**Task to carry out**
The reply should hold every record, copied exactly.

**Material for the task**
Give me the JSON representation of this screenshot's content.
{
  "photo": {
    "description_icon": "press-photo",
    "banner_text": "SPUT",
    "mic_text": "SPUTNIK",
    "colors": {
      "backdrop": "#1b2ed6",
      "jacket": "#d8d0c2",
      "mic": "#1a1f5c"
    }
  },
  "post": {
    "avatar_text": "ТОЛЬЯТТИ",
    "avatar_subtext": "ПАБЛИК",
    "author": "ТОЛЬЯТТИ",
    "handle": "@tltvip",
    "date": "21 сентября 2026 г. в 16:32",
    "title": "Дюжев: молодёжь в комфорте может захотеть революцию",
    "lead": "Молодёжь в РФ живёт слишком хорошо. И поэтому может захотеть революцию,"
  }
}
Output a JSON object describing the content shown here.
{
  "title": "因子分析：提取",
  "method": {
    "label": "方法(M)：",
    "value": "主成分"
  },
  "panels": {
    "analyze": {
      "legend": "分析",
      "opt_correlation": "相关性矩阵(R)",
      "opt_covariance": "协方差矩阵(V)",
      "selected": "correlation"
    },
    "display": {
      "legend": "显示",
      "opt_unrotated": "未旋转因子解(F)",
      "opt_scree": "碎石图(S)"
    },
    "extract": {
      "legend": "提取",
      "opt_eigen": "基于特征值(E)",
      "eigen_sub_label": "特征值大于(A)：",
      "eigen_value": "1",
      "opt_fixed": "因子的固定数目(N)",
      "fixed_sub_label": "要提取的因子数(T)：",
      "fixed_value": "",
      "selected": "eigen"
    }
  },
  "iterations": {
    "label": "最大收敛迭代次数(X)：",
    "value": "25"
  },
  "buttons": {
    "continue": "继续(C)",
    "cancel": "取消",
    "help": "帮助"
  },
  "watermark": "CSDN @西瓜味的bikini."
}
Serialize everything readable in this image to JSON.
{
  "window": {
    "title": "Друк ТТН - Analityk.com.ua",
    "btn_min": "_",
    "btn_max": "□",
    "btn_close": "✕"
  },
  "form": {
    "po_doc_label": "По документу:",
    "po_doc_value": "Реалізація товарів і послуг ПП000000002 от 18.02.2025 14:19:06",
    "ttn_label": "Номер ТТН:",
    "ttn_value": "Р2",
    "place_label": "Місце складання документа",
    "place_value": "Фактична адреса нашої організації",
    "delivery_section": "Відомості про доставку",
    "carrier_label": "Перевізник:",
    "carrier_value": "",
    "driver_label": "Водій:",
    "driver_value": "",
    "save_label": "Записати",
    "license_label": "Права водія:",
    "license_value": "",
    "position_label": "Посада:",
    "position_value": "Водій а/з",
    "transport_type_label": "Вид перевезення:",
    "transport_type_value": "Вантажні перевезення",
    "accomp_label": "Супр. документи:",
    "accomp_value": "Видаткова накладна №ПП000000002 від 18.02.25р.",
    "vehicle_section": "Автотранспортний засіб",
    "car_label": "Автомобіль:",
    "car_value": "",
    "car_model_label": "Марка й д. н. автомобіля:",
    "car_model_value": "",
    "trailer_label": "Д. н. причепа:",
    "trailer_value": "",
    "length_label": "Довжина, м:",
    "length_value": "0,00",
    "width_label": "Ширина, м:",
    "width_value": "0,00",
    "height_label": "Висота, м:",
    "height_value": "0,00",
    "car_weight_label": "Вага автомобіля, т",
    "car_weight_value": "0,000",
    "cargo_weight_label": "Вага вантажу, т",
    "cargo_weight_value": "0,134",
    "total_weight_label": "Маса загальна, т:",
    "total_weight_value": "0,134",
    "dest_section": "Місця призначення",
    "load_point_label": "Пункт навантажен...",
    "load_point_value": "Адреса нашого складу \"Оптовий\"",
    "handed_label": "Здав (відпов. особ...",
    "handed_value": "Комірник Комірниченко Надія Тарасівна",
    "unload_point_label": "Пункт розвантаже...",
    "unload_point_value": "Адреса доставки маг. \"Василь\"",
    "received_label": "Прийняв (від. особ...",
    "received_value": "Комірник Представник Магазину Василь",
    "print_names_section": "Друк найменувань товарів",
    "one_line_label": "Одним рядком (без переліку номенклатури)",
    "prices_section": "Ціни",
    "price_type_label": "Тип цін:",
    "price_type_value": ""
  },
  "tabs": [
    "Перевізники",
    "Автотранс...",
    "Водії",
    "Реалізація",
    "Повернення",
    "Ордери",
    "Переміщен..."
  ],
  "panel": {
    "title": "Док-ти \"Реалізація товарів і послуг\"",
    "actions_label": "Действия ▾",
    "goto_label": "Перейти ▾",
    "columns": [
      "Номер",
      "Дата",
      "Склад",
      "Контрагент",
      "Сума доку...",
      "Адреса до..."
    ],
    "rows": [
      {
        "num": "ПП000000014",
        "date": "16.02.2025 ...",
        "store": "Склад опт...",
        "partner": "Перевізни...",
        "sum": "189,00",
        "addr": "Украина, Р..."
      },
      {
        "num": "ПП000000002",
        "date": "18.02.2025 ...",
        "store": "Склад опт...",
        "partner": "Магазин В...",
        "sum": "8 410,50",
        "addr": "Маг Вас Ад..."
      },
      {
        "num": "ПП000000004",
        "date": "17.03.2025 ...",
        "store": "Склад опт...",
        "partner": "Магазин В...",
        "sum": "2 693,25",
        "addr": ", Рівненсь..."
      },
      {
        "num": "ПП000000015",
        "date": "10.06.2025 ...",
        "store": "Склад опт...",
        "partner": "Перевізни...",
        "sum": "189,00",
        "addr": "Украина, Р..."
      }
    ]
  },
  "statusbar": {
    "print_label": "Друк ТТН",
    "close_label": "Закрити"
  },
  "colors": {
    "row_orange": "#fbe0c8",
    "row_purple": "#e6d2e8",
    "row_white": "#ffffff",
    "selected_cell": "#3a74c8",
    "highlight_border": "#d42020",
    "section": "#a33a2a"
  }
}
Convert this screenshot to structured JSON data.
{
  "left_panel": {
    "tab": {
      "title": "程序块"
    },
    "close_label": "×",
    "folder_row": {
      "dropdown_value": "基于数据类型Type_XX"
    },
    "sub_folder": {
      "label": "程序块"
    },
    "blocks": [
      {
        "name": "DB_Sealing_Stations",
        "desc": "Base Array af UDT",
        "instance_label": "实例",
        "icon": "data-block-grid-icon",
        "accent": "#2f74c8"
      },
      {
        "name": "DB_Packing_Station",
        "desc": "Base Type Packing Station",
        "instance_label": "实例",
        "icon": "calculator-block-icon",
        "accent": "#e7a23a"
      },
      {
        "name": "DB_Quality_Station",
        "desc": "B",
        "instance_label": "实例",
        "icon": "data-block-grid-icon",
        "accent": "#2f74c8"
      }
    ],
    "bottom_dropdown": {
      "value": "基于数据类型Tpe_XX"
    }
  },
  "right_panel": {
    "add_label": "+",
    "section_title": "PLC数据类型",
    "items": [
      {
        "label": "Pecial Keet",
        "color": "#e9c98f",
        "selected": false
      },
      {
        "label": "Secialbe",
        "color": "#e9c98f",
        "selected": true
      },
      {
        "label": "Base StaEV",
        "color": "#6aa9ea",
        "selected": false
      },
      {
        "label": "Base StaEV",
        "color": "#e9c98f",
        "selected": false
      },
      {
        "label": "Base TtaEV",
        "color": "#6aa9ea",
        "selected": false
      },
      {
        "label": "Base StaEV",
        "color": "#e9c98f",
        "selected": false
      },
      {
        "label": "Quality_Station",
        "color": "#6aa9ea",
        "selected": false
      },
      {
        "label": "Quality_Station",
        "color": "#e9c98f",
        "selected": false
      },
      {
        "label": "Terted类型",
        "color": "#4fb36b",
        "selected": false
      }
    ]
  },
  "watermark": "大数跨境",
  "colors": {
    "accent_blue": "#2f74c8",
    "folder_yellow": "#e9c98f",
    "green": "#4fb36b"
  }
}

**Answer**
Give me the JSON representation of this screenshot's content.
{
  "photo": {
    "description_icon": "press-photo",
    "banner_text": "SPUT",
    "mic_text": "SPUTNIK",
    "colors": {
      "backdrop": "#1b2ed6",
      "jacket": "#d8d0c2",
      "mic": "#1a1f5c"
    }
  },
  "post": {
    "avatar_text": "ТОЛЬЯТТИ",
    "avatar_subtext": "ПАБЛИК",
    "author": "ТОЛЬЯТТИ",
    "handle": "@tltvip",
    "date": "21 сентября 2026 г. в 16:32",
    "title": "Дюжев: молодёжь в комфорте может захотеть революцию",
    "lead": "Молодёжь в РФ живёт слишком хорошо. И поэтому может захотеть революцию,"
  }
}
Output a JSON object describing the content shown here.
{
  "title": "因子分析：提取",
  "method": {
    "label": "方法(M)：",
    "value": "主成分"
  },
  "panels": {
    "analyze": {
      "legend": "分析",
      "opt_correlation": "相关性矩阵(R)",
      "opt_covariance": "协方差矩阵(V)",
      "selected": "correlation"
    },
    "display": {
      "legend": "显示",
      "opt_unrotated": "未旋转因子解(F)",
      "opt_scree": "碎石图(S)"
    },
    "extract": {
      "legend": "提取",
      "opt_eigen": "基于特征值(E)",
      "eigen_sub_label": "特征值大于(A)：",
      "eigen_value": "1",
      "opt_fixed": "因子的固定数目(N)",
      "fixed_sub_label": "要提取的因子数(T)：",
      "fixed_value": "",
      "selected": "eigen"
    }
  },
  "iterations": {
    "label": "最大收敛迭代次数(X)：",
    "value": "25"
  },
  "buttons": {
    "continue": "继续(C)",
    "cancel": "取消",
    "help": "帮助"
  },
  "watermark": "CSDN @西瓜味的bikini."
}
Serialize everything readable in this image to JSON.
{
  "window": {
    "title": "Друк ТТН - Analityk.com.ua",
    "btn_min": "_",
    "btn_max": "□",
    "btn_close": "✕"
  },
  "form": {
    "po_doc_label": "По документу:",
    "po_doc_value": "Реалізація товарів і послуг ПП000000002 от 18.02.2025 14:19:06",
    "ttn_label": "Номер ТТН:",
    "ttn_value": "Р2",
    "place_label": "Місце складання документа",
    "place_value": "Фактична адреса нашої організації",
    "delivery_section": "Відомості про доставку",
    "carrier_label": "Перевізник:",
    "carrier_value": "",
    "driver_label": "Водій:",
    "driver_value": "",
    "save_label": "Записати",
    "license_label": "Права водія:",
    "license_value": "",
    "position_label": "Посада:",
    "position_value": "Водій а/з",
    "transport_type_label": "Вид перевезення:",
    "transport_type_value": "Вантажні перевезення",
    "accomp_label": "Супр. документи:",
    "accomp_value": "Видаткова накладна №ПП000000002 від 18.02.25р.",
    "vehicle_section": "Автотранспортний засіб",
    "car_label": "Автомобіль:",
    "car_value": "",
    "car_model_label": "Марка й д. н. автомобіля:",
    "car_model_value": "",
    "trailer_label": "Д. н. причепа:",
    "trailer_value": "",
    "length_label": "Довжина, м:",
    "length_value": "0,00",
    "width_label": "Ширина, м:",
    "width_value": "0,00",
    "height_label": "Висота, м:",
    "height_value": "0,00",
    "car_weight_label": "Вага автомобіля, т",
    "car_weight_value": "0,000",
    "cargo_weight_label": "Вага вантажу, т",
    "cargo_weight_value": "0,134",
    "total_weight_label": "Маса загальна, т:",
    "total_weight_value": "0,134",
    "dest_section": "Місця призначення",
    "load_point_label": "Пункт навантажен...",
    "load_point_value": "Адреса нашого складу \"Оптовий\"",
    "handed_label": "Здав (відпов. особ...",
    "handed_value": "Комірник Комірниченко Надія Тарасівна",
    "unload_point_label": "Пункт розвантаже...",
    "unload_point_value": "Адреса доставки маг. \"Василь\"",
    "received_label": "Прийняв (від. особ...",
    "received_value": "Комірник Представник Магазину Василь",
    "print_names_section": "Друк найменувань товарів",
    "one_line_label": "Одним рядком (без переліку номенклатури)",
    "prices_section": "Ціни",
    "price_type_label": "Тип цін:",
    "price_type_value": ""
  },
  "tabs": [
    "Перевізники",
    "Автотранс...",
    "Водії",
    "Реалізація",
    "Повернення",
    "Ордери",
    "Переміщен..."
  ],
  "panel": {
    "title": "Док-ти \"Реалізація товарів і послуг\"",
    "actions_label": "Действия ▾",
    "goto_label": "Перейти ▾",
    "columns": [
      "Номер",
      "Дата",
      "Склад",
      "Контрагент",
      "Сума доку...",
      "Адреса до..."
    ],
    "rows": [
      {
        "num": "ПП000000014",
        "date": "16.02.2025 ...",
        "store": "Склад опт...",
        "partner": "Перевізни...",
        "sum": "189,00",
        "addr": "Украина, Р..."
      },
      {
        "num": "ПП000000002",
        "date": "18.02.2025 ...",
        "store": "Склад опт...",
        "partner": "Магазин В...",
        "sum": "8 410,50",
        "addr": "Маг Вас Ад..."
      },
      {
        "num": "ПП000000004",
        "date": "17.03.2025 ...",
        "store": "Склад опт...",
        "partner": "Магазин В...",
        "sum": "2 693,25",
        "addr": ", Рівненсь..."
      },
      {
        "num": "ПП000000015",
        "date": "10.06.2025 ...",
        "store": "Склад опт...",
        "partner": "Перевізни...",
        "sum": "189,00",
        "addr": "Украина, Р..."
      }
    ]
  },
  "statusbar": {
    "print_label": "Друк ТТН",
    "close_label": "Закрити"
  },
  "colors": {
    "row_orange": "#fbe0c8",
    "row_purple": "#e6d2e8",
    "row_white": "#ffffff",
    "selected_cell": "#3a74c8",
    "highlight_border": "#d42020",
    "section": "#a33a2a"
  }
}
Convert this screenshot to structured JSON data.
{
  "left_panel": {
    "tab": {
      "title": "程序块"
    },
    "close_label": "×",
    "folder_row": {
      "dropdown_value": "基于数据类型Type_XX"
    },
    "sub_folder": {
      "label": "程序块"
    },
    "blocks": [
      {
        "name": "DB_Sealing_Stations",
        "desc": "Base Array af UDT",
        "instance_label": "实例",
        "icon": "data-block-grid-icon",
        "accent": "#2f74c8"
      },
      {
        "name": "DB_Packing_Station",
        "desc": "Base Type Packing Station",
        "instance_label": "实例",
        "icon": "calculator-block-icon",
        "accent": "#e7a23a"
      },
      {
        "name": "DB_Quality_Station",
        "desc": "B",
        "instance_label": "实例",
        "icon": "data-block-grid-icon",
        "accent": "#2f74c8"
      }
    ],
    "bottom_dropdown": {
      "value": "基于数据类型Tpe_XX"
    }
  },
  "right_panel": {
    "add_label": "+",
    "section_title": "PLC数据类型",
    "items": [
      {
        "label": "Pecial Keet",
        "color": "#e9c98f",
        "selected": false
      },
      {
        "label": "Secialbe",
        "color": "#e9c98f",
        "selected": true
      },
      {
        "label": "Base StaEV",
        "color": "#6aa9ea",
        "selected": false
      },
      {
        "label": "Base StaEV",
        "color": "#e9c98f",
        "selected": false
      },
      {
        "label": "Base TtaEV",
        "color": "#6aa9ea",
        "selected": false
      },
      {
        "label": "Base StaEV",
        "color": "#e9c98f",
        "selected": false
      },
      {
        "label": "Quality_Station",
        "color": "#6aa9ea",
        "selected": false
      },
      {
        "label": "Quality_Station",
        "color": "#e9c98f",
        "selected": false
      },
      {
        "label": "Terted类型",
        "color": "#4fb36b",
        "selected": false
      }
    ]
  },
  "watermark": "大数跨境",
  "colors": {
    "accent_blue": "#2f74c8",
    "folder_yellow": "#e9c98f",
    "green": "#4fb36b"
  }
}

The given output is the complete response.